All lines in the data bearing the string "disabled" should be identified and copied.

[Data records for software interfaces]
★ ★ ★ ★ ★
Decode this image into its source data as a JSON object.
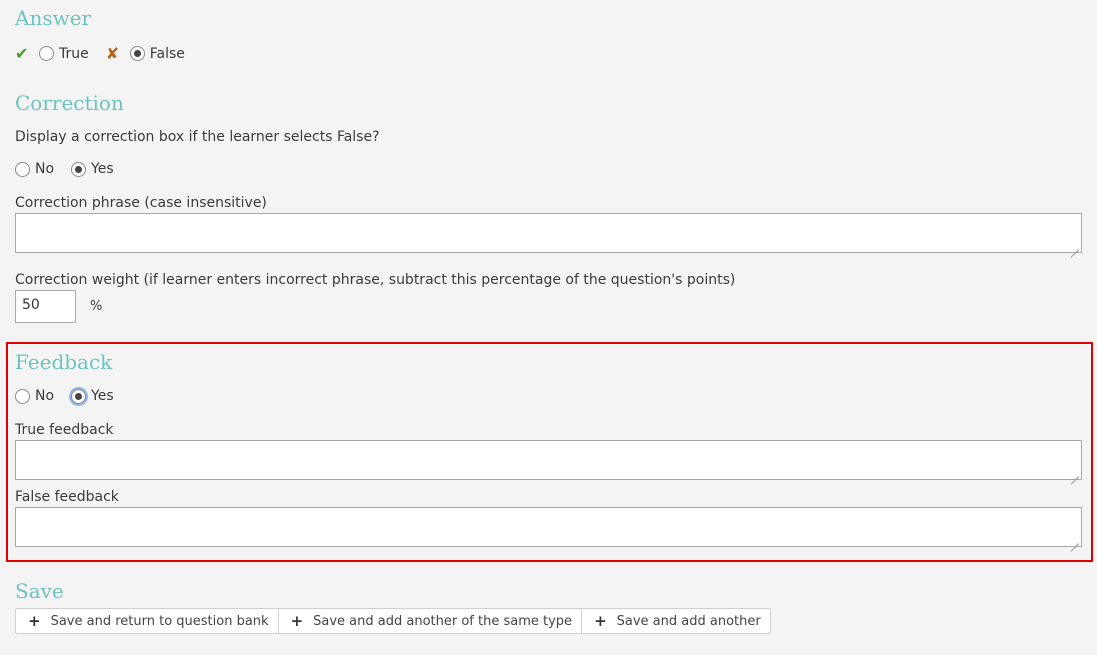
{
  "answer": {
    "heading": "Answer",
    "true_label": "True",
    "false_label": "False",
    "selected": "False"
  },
  "correction": {
    "heading": "Correction",
    "question": "Display a correction box if the learner selects False?",
    "no_label": "No",
    "yes_label": "Yes",
    "selected": "Yes",
    "phrase_label": "Correction phrase (case insensitive)",
    "phrase_value": "",
    "weight_label": "Correction weight (if learner enters incorrect phrase, subtract this percentage of the question's points)",
    "weight_value": "50",
    "weight_unit": "%"
  },
  "feedback": {
    "heading": "Feedback",
    "no_label": "No",
    "yes_label": "Yes",
    "selected": "Yes",
    "true_label": "True feedback",
    "true_value": "",
    "false_label": "False feedback",
    "false_value": ""
  },
  "save": {
    "heading": "Save",
    "buttons": [
      {
        "label": "Save and return to question bank",
        "icon": "plus-icon"
      },
      {
        "label": "Save and add another of the same type",
        "icon": "plus-icon"
      },
      {
        "label": "Save and add another",
        "icon": "plus-icon"
      }
    ]
  },
  "colors": {
    "heading": "#6cc3bf",
    "highlight_border": "#e00000",
    "check": "#4a9a2a",
    "cross": "#b5651d"
  }
}
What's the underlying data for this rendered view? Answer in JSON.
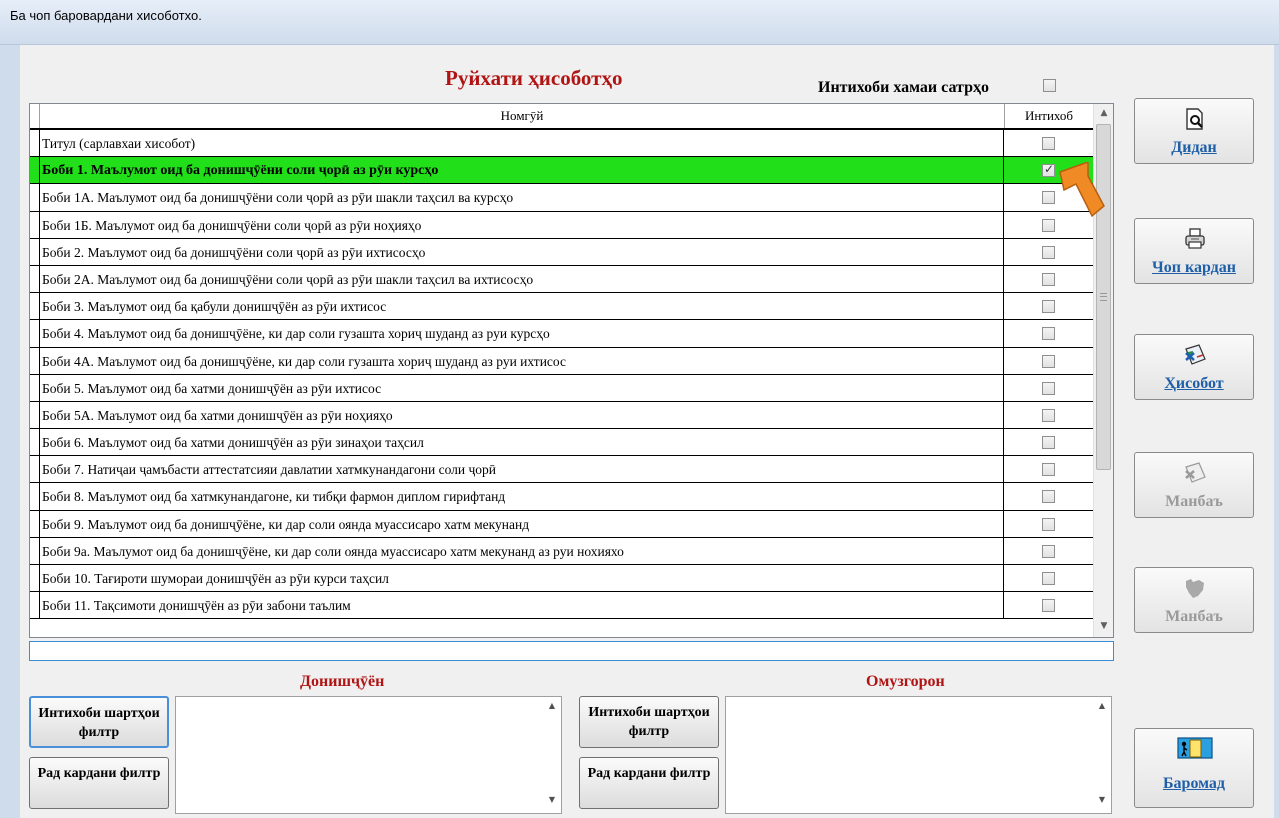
{
  "window": {
    "title": "Ба чоп баровардани хисоботхо."
  },
  "list": {
    "title": "Руйхати ҳисоботҳо",
    "select_all_label": "Интихоби хамаи сатрҳо",
    "select_all_checked": false,
    "col_name": "Номгӯй",
    "col_select": "Интихоб",
    "rows": [
      {
        "name": "Титул (сарлавхаи хисобот)",
        "checked": false,
        "active": false
      },
      {
        "name": "Боби 1. Маълумот оид ба донишҷӯёни соли ҷорӣ аз рӯи курсҳо",
        "checked": true,
        "active": true
      },
      {
        "name": "Боби 1А. Маълумот оид ба донишҷӯёни соли ҷорӣ аз рӯи шакли таҳсил ва курсҳо",
        "checked": false,
        "active": false
      },
      {
        "name": "Боби 1Б. Маълумот оид ба донишҷӯёни соли ҷорӣ аз рӯи ноҳияҳо",
        "checked": false,
        "active": false
      },
      {
        "name": "Боби 2. Маълумот оид ба донишҷӯёни соли ҷорӣ аз рӯи ихтисосҳо",
        "checked": false,
        "active": false
      },
      {
        "name": "Боби 2А. Маълумот оид ба донишҷӯёни соли ҷорӣ аз рӯи шакли таҳсил ва ихтисосҳо",
        "checked": false,
        "active": false
      },
      {
        "name": "Боби 3. Маълумот оид ба қабули донишҷӯён аз рӯи ихтисос",
        "checked": false,
        "active": false
      },
      {
        "name": "Боби 4. Маълумот оид ба донишҷӯёне, ки дар соли гузашта хориҷ шуданд аз руи курсҳо",
        "checked": false,
        "active": false
      },
      {
        "name": "Боби 4А. Маълумот оид ба донишҷӯёне, ки дар соли гузашта хориҷ шуданд аз руи ихтисос",
        "checked": false,
        "active": false
      },
      {
        "name": "Боби 5. Маълумот оид ба хатми донишҷӯён аз рӯи ихтисос",
        "checked": false,
        "active": false
      },
      {
        "name": "Боби 5А. Маълумот оид ба хатми донишҷӯён аз рӯи ноҳияҳо",
        "checked": false,
        "active": false
      },
      {
        "name": "Боби 6. Маълумот оид ба хатми донишҷӯён аз рӯи зинаҳои таҳсил",
        "checked": false,
        "active": false
      },
      {
        "name": "Боби 7. Натиҷаи ҷамъбасти аттестатсияи давлатии хатмкунандагони соли ҷорӣ",
        "checked": false,
        "active": false
      },
      {
        "name": "Боби 8. Маълумот оид ба хатмкунандагоне, ки тибқи фармон диплом гирифтанд",
        "checked": false,
        "active": false
      },
      {
        "name": "Боби 9. Маълумот оид ба донишҷӯёне, ки  дар соли оянда муассисаро хатм мекунанд",
        "checked": false,
        "active": false
      },
      {
        "name": "Боби 9а. Маълумот оид ба донишҷӯёне, ки  дар соли оянда муассисаро хатм мекунанд аз руи нохияхо",
        "checked": false,
        "active": false
      },
      {
        "name": "Боби 10. Тағироти шумораи донишҷӯён аз рӯи курси таҳсил",
        "checked": false,
        "active": false
      },
      {
        "name": "Боби 11. Тақсимоти донишҷӯён аз рӯи забони таълим",
        "checked": false,
        "active": false
      }
    ]
  },
  "side_buttons": {
    "view": "Дидан",
    "print": "Чоп кардан",
    "report": "Ҳисобот",
    "source1": "Манбаъ",
    "source2": "Манбаъ",
    "exit": "Баромад"
  },
  "students": {
    "title": "Донишҷӯён",
    "select_filter": "Интихоби шартҳои филтр",
    "clear_filter": "Рад кардани филтр"
  },
  "teachers": {
    "title": "Омузгорон",
    "select_filter": "Интихоби шартҳои филтр",
    "clear_filter": "Рад кардани филтр"
  },
  "colors": {
    "accent_title": "#b01414",
    "active_row": "#21e01a",
    "button_label": "#1f5fa8",
    "pointer": "#f08a24"
  },
  "icons": {
    "view": "magnifier-page-icon",
    "print": "printer-icon",
    "report": "excel-report-icon",
    "source1": "excel-disabled-icon",
    "source2": "map-disabled-icon",
    "exit": "door-exit-icon"
  }
}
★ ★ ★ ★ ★
◆ ANSWER TO THIS TASK
    "source1": "excel-disabled-icon",
    "source2": "map-disabled-icon",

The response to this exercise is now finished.